“Forewarned is forearmed,” cautions the old proverb, and that truth coined in the 16th century is even more apt for DevSecOps in the 21st. The earlier you know about vulnerabilities, the better you can avoid making them part of your software.
That’s the same principle behind a “Shift Left” DevSecOps strategy. Rather than waiting for testers to catch vulnerabilities in built applications, developers take greater responsibility for keeping risky dependencies out of what they build.
But how is the developer supposed to know what dependencies are safe and which have problems? The public repository Maven Central has over 270,000 available modules and counting, all updated at a different pace. The Node.js registry npm has over 350,000 packages. Even with a vulnerabilities scanning tool like JFrog Xray to help, how can you be alert to problems at the time you code?
An IDE integration for Xray from JFrog can help.
Scanning for DevSecOps
If you use JFrog Xray, you’re already on your way to shifting DevSecOps left. Xray performs automated scans of the dependencies from package managers you use, including Maven, Gradle, and npm, and identifies which ones contain known vulnerabilities. Xray uses the VulnDB database, the most comprehensive and up-to-date vulnerability intelligence available, created and maintained by Risk Based Security.Maven Central has over 270,000 available modules, npm has over 350,000. How is the developer supposed to know what dependencies are safe? Click To Tweet
Xray also identifies the applicable licenses of each dependency, so organizations can avoid using code whose license doesn’t comply with their policies.
Because Xray is integrated with the artifact repository Artifactory, you can always see in Artifactory’s dashboard which dependencies held in your proxy repositories have vulnerabilities, and how severe a risk they pose. An administrator can also configure JFrog Xray to block potentially harmful artifacts from being downloaded from Artifactory, to prevent their use.
Choose an IDE Integration
To bring those decisions nearer to developers, JFrog provides plugins for some of the most commonly used IDEs that bring Xray’s scanning results right into your coding editor. So you can see, at the moment that you choose your dependencies, whether your choice will introduce a risk and help you make an informed decision.
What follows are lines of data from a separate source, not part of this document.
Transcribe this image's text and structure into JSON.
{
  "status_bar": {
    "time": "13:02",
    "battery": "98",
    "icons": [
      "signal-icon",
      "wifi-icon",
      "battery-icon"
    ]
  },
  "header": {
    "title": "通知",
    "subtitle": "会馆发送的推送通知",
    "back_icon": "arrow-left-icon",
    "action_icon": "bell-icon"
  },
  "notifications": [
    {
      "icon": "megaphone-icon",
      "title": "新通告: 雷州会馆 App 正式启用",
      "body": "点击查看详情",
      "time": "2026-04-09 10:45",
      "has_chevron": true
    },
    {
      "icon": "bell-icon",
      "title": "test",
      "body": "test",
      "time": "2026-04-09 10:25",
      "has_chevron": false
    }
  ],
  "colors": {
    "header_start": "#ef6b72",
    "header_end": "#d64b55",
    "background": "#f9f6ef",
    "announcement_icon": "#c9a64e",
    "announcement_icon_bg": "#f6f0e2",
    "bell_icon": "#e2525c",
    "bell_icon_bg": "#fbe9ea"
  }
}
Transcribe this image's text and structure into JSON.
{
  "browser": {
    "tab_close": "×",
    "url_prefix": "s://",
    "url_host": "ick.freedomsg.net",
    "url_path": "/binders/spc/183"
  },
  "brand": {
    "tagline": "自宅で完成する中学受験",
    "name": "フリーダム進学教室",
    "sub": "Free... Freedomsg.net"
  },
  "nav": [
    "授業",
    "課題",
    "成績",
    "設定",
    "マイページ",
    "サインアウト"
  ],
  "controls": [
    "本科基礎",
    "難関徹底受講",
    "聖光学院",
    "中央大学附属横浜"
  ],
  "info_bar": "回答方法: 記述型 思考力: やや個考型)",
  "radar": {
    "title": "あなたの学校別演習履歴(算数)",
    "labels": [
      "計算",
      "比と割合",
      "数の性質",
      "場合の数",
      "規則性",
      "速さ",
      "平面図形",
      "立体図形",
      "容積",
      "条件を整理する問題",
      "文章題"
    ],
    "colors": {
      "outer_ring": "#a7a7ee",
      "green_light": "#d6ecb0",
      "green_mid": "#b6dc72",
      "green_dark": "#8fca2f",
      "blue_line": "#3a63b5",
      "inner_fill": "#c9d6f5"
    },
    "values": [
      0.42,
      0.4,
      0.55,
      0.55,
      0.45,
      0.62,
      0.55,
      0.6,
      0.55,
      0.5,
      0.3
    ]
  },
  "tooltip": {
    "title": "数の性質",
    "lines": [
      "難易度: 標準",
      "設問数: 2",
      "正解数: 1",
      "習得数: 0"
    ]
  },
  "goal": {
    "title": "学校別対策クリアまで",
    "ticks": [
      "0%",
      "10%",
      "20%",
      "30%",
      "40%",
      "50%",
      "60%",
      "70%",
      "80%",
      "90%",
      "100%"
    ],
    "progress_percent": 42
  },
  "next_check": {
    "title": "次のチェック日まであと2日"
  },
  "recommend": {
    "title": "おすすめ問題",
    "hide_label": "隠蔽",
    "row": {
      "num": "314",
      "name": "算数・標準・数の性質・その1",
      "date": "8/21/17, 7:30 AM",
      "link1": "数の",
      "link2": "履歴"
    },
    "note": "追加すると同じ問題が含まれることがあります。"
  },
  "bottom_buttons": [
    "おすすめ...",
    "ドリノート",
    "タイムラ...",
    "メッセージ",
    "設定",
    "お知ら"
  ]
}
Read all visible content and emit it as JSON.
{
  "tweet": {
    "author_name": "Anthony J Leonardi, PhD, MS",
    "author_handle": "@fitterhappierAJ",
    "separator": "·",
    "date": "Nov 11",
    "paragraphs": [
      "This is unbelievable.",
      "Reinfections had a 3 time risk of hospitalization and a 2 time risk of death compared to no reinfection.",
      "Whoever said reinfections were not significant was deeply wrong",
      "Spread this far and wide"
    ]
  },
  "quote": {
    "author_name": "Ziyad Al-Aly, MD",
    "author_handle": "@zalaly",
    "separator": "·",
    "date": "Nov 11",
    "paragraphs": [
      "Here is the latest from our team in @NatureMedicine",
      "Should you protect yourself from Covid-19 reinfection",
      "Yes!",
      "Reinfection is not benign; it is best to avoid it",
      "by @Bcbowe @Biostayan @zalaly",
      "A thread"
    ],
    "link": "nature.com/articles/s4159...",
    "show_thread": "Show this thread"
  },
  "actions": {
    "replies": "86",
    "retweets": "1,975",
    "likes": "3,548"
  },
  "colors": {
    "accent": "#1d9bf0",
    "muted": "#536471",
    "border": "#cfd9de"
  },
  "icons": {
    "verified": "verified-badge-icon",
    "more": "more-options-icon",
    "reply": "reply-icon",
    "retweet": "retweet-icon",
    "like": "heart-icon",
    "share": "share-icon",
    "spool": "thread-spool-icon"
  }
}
The JFrog Xray plugin for IntelliJ IDEA and JFrog Visual Studio Extension have already been available and helping developers shift-left. Now users of the Eclipse IDE have a plugin from JFrog as well. With this release, shifting left awareness of security and license concerns is easier on three of the most popular IDEs.
How it Works
To understand how these work, let’s look at the newest plugin, for Eclipse.
You can find the JFrog Eclipse IDE Plugin in the Eclipse Marketplace. To install the plugin, you can drag the Install button to your Eclipse window.
Once installed, you can connect the plugin to your instance of JFrog Xray by setting its URL and login credentials in its Preferences. When finished, you can click Test Connection to confirm the settings work, then Apply the settings.
Once you open the JFrog tab in Eclipse, you can see all of the Issues that Xray has identified in dependency components. You can filter the results to show only those matching the Severity of the risk.
In the Licenses Info tab you can identify and filter for the licenses that apply to each component.
Of course, choosing safe dependencies is only the first step in a DevSecOps strategy. A package thought safe today may be discovered to be vulnerable later, or a later version of the package might introduce new risks.
That’s why JFrog Xray performs continuous impact analysis of what’s held in your Artifactory repositories. It regularly scans and analyzes components, even those long since deployed to production, and provides alerts and notifications for newly discovered vulnerabilities. It also performs deep recursive scanning of your binaries, recursively drilling down to analyze even the smallest binary component that affects your software.
It’s all part of bringing greater awareness of security violations to the developer, who is the most immediately able to act on the issue. Problems get resolved more quickly, and both the company and its customers stay protected.
The developer’s workbench is the first line of defense for DevSecOps. JFrog’s Xray integrations for popular IDEs like Eclipse are one way we’re helping to bring shifting left out of the shadows.